**How to complete this task**
Retype all the records below exactly as they are, with no image carried over.

**Task material**
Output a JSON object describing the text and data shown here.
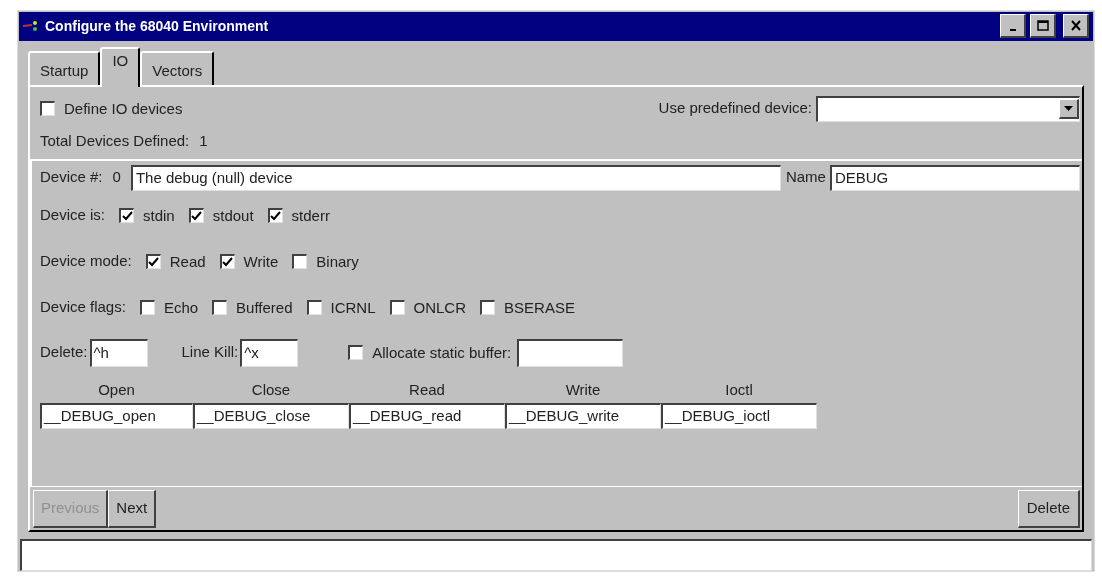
{
  "window": {
    "title": "Configure the 68040 Environment"
  },
  "tabs": [
    {
      "label": "Startup",
      "selected": false
    },
    {
      "label": "IO",
      "selected": true
    },
    {
      "label": "Vectors",
      "selected": false
    }
  ],
  "define_io": {
    "label": "Define IO devices",
    "checked": false
  },
  "predefined": {
    "label": "Use predefined device:"
  },
  "total": {
    "label": "Total Devices Defined:",
    "value": "1"
  },
  "device": {
    "number_label": "Device #:",
    "number": "0",
    "description": "The debug (null) device",
    "name_label": "Name",
    "name": "DEBUG"
  },
  "option_rows": [
    {
      "label": "Device is:",
      "options": [
        {
          "label": "stdin",
          "checked": true
        },
        {
          "label": "stdout",
          "checked": true
        },
        {
          "label": "stderr",
          "checked": true
        }
      ]
    },
    {
      "label": "Device mode:",
      "options": [
        {
          "label": "Read",
          "checked": true
        },
        {
          "label": "Write",
          "checked": true
        },
        {
          "label": "Binary",
          "checked": false
        }
      ]
    },
    {
      "label": "Device flags:",
      "options": [
        {
          "label": "Echo",
          "checked": false
        },
        {
          "label": "Buffered",
          "checked": false
        },
        {
          "label": "ICRNL",
          "checked": false
        },
        {
          "label": "ONLCR",
          "checked": false
        },
        {
          "label": "BSERASE",
          "checked": false
        }
      ]
    }
  ],
  "delete": {
    "label": "Delete:",
    "value": "^h"
  },
  "line_kill": {
    "label": "Line Kill:",
    "value": "^x"
  },
  "allocate": {
    "label": "Allocate static buffer:",
    "checked": false
  },
  "functions": [
    {
      "header": "Open",
      "value": "__DEBUG_open"
    },
    {
      "header": "Close",
      "value": "__DEBUG_close"
    },
    {
      "header": "Read",
      "value": "__DEBUG_read"
    },
    {
      "header": "Write",
      "value": "__DEBUG_write"
    },
    {
      "header": "Ioctl",
      "value": "__DEBUG_ioctl"
    }
  ],
  "buttons": [
    {
      "label": "Previous",
      "disabled": true
    },
    {
      "label": "Next",
      "disabled": false
    }
  ],
  "delete_button": {
    "label": "Delete"
  }
}
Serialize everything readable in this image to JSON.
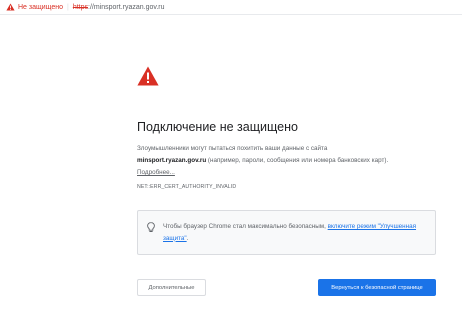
{
  "addressbar": {
    "security_label": "Не защищено",
    "separator": "|",
    "url_scheme": "https",
    "url_rest": "://minsport.ryazan.gov.ru",
    "warning_color": "#d93025",
    "icon": "warning-triangle-icon"
  },
  "interstitial": {
    "icon": "danger-triangle-icon",
    "icon_color": "#d93025",
    "title": "Подключение не защищено",
    "message_prefix": "Злоумышленники могут пытаться похитить ваши данные с сайта",
    "domain": "minsport.ryazan.gov.ru",
    "message_suffix": "(например, пароли, сообщения или номера банковских карт).",
    "details_link": "Подробнее...",
    "error_code": "NET::ERR_CERT_AUTHORITY_INVALID"
  },
  "safe_browsing": {
    "icon": "lightbulb-icon",
    "text": "Чтобы браузер Chrome стал максимально безопасным,",
    "link": "включите режим \"Улучшенная защита\"",
    "suffix": "."
  },
  "buttons": {
    "advanced": "Дополнительные",
    "back_to_safety": "Вернуться к безопасной странице",
    "primary_color": "#1a73e8"
  }
}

**Result for this exercise**
Output a JSON object describing the text and data shown here.
{
  "window": {
    "title": "Configure the 68040 Environment"
  },
  "tabs": [
    {
      "label": "Startup",
      "selected": false
    },
    {
      "label": "IO",
      "selected": true
    },
    {
      "label": "Vectors",
      "selected": false
    }
  ],
  "define_io": {
    "label": "Define IO devices",
    "checked": false
  },
  "predefined": {
    "label": "Use predefined device:"
  },
  "total": {
    "label": "Total Devices Defined:",
    "value": "1"
  },
  "device": {
    "number_label": "Device #:",
    "number": "0",
    "description": "The debug (null) device",
    "name_label": "Name",
    "name": "DEBUG"
  },
  "option_rows": [
    {
      "label": "Device is:",
      "options": [
        {
          "label": "stdin",
          "checked": true
        },
        {
          "label": "stdout",
          "checked": true
        },
        {
          "label": "stderr",
          "checked": true
        }
      ]
    },
    {
      "label": "Device mode:",
      "options": [
        {
          "label": "Read",
          "checked": true
        },
        {
          "label": "Write",
          "checked": true
        },
        {
          "label": "Binary",
          "checked": false
        }
      ]
    },
    {
      "label": "Device flags:",
      "options": [
        {
          "label": "Echo",
          "checked": false
        },
        {
          "label": "Buffered",
          "checked": false
        },
        {
          "label": "ICRNL",
          "checked": false
        },
        {
          "label": "ONLCR",
          "checked": false
        },
        {
          "label": "BSERASE",
          "checked": false
        }
      ]
    }
  ],
  "delete": {
    "label": "Delete:",
    "value": "^h"
  },
  "line_kill": {
    "label": "Line Kill:",
    "value": "^x"
  },
  "allocate": {
    "label": "Allocate static buffer:",
    "checked": false
  },
  "functions": [
    {
      "header": "Open",
      "value": "__DEBUG_open"
    },
    {
      "header": "Close",
      "value": "__DEBUG_close"
    },
    {
      "header": "Read",
      "value": "__DEBUG_read"
    },
    {
      "header": "Write",
      "value": "__DEBUG_write"
    },
    {
      "header": "Ioctl",
      "value": "__DEBUG_ioctl"
    }
  ],
  "buttons": [
    {
      "label": "Previous",
      "disabled": true
    },
    {
      "label": "Next",
      "disabled": false
    }
  ],
  "delete_button": {
    "label": "Delete"
  }
}
Serialize everything readable in this image to JSON.
{
  "addressbar": {
    "security_label": "Не защищено",
    "separator": "|",
    "url_scheme": "https",
    "url_rest": "://minsport.ryazan.gov.ru",
    "warning_color": "#d93025",
    "icon": "warning-triangle-icon"
  },
  "interstitial": {
    "icon": "danger-triangle-icon",
    "icon_color": "#d93025",
    "title": "Подключение не защищено",
    "message_prefix": "Злоумышленники могут пытаться похитить ваши данные с сайта",
    "domain": "minsport.ryazan.gov.ru",
    "message_suffix": "(например, пароли, сообщения или номера банковских карт).",
    "details_link": "Подробнее...",
    "error_code": "NET::ERR_CERT_AUTHORITY_INVALID"
  },
  "safe_browsing": {
    "icon": "lightbulb-icon",
    "text": "Чтобы браузер Chrome стал максимально безопасным,",
    "link": "включите режим \"Улучшенная защита\"",
    "suffix": "."
  },
  "buttons": {
    "advanced": "Дополнительные",
    "back_to_safety": "Вернуться к безопасной странице",
    "primary_color": "#1a73e8"
  }
}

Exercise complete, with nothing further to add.